What to work on
Output every line of the listing, exactly and completely.

::: Supplied records

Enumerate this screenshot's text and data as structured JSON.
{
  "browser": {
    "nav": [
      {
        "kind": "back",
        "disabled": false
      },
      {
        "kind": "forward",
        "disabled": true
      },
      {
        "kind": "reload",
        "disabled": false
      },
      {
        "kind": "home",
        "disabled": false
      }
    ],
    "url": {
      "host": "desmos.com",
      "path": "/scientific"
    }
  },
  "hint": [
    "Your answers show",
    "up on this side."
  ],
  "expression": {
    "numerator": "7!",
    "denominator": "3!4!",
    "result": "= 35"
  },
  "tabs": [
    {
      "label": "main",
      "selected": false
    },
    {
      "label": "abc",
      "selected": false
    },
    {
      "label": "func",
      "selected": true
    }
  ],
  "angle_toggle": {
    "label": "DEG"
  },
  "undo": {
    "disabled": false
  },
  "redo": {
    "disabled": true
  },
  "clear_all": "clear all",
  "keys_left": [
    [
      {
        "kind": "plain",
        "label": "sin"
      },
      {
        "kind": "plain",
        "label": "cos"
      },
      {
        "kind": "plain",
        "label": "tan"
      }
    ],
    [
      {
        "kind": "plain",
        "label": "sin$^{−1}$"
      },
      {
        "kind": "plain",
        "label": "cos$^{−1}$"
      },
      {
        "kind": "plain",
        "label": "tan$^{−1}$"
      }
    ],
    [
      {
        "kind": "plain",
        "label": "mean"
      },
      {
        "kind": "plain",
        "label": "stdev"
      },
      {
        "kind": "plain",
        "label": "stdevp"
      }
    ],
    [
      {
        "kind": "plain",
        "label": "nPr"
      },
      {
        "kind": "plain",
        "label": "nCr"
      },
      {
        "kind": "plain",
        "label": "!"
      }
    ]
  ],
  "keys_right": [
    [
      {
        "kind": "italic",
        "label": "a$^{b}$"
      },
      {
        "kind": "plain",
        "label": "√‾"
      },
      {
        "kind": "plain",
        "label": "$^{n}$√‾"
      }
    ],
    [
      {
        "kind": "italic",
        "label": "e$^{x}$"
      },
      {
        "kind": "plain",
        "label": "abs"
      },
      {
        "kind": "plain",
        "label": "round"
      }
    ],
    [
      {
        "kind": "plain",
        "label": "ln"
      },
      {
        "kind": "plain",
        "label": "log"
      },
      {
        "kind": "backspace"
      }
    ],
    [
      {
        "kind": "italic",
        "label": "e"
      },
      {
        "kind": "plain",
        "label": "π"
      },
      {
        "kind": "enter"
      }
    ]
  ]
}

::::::

Answer space
Enumerate this screenshot's text and data as structured JSON.
{
  "browser": {
    "nav": [
      {
        "kind": "back",
        "disabled": false
      },
      {
        "kind": "forward",
        "disabled": true
      },
      {
        "kind": "reload",
        "disabled": false
      },
      {
        "kind": "home",
        "disabled": false
      }
    ],
    "url": {
      "host": "desmos.com",
      "path": "/scientific"
    }
  },
  "hint": [
    "Your answers show",
    "up on this side."
  ],
  "expression": {
    "numerator": "7!",
    "denominator": "3!4!",
    "result": "= 35"
  },
  "tabs": [
    {
      "label": "main",
      "selected": false
    },
    {
      "label": "abc",
      "selected": false
    },
    {
      "label": "func",
      "selected": true
    }
  ],
  "angle_toggle": {
    "label": "DEG"
  },
  "undo": {
    "disabled": false
  },
  "redo": {
    "disabled": true
  },
  "clear_all": "clear all",
  "keys_left": [
    [
      {
        "kind": "plain",
        "label": "sin"
      },
      {
        "kind": "plain",
        "label": "cos"
      },
      {
        "kind": "plain",
        "label": "tan"
      }
    ],
    [
      {
        "kind": "plain",
        "label": "sin$^{−1}$"
      },
      {
        "kind": "plain",
        "label": "cos$^{−1}$"
      },
      {
        "kind": "plain",
        "label": "tan$^{−1}$"
      }
    ],
    [
      {
        "kind": "plain",
        "label": "mean"
      },
      {
        "kind": "plain",
        "label": "stdev"
      },
      {
        "kind": "plain",
        "label": "stdevp"
      }
    ],
    [
      {
        "kind": "plain",
        "label": "nPr"
      },
      {
        "kind": "plain",
        "label": "nCr"
      },
      {
        "kind": "plain",
        "label": "!"
      }
    ]
  ],
  "keys_right": [
    [
      {
        "kind": "italic",
        "label": "a$^{b}$"
      },
      {
        "kind": "plain",
        "label": "√‾"
      },
      {
        "kind": "plain",
        "label": "$^{n}$√‾"
      }
    ],
    [
      {
        "kind": "italic",
        "label": "e$^{x}$"
      },
      {
        "kind": "plain",
        "label": "abs"
      },
      {
        "kind": "plain",
        "label": "round"
      }
    ],
    [
      {
        "kind": "plain",
        "label": "ln"
      },
      {
        "kind": "plain",
        "label": "log"
      },
      {
        "kind": "backspace"
      }
    ],
    [
      {
        "kind": "italic",
        "label": "e"
      },
      {
        "kind": "plain",
        "label": "π"
      },
      {
        "kind": "enter"
      }
    ]
  ]
}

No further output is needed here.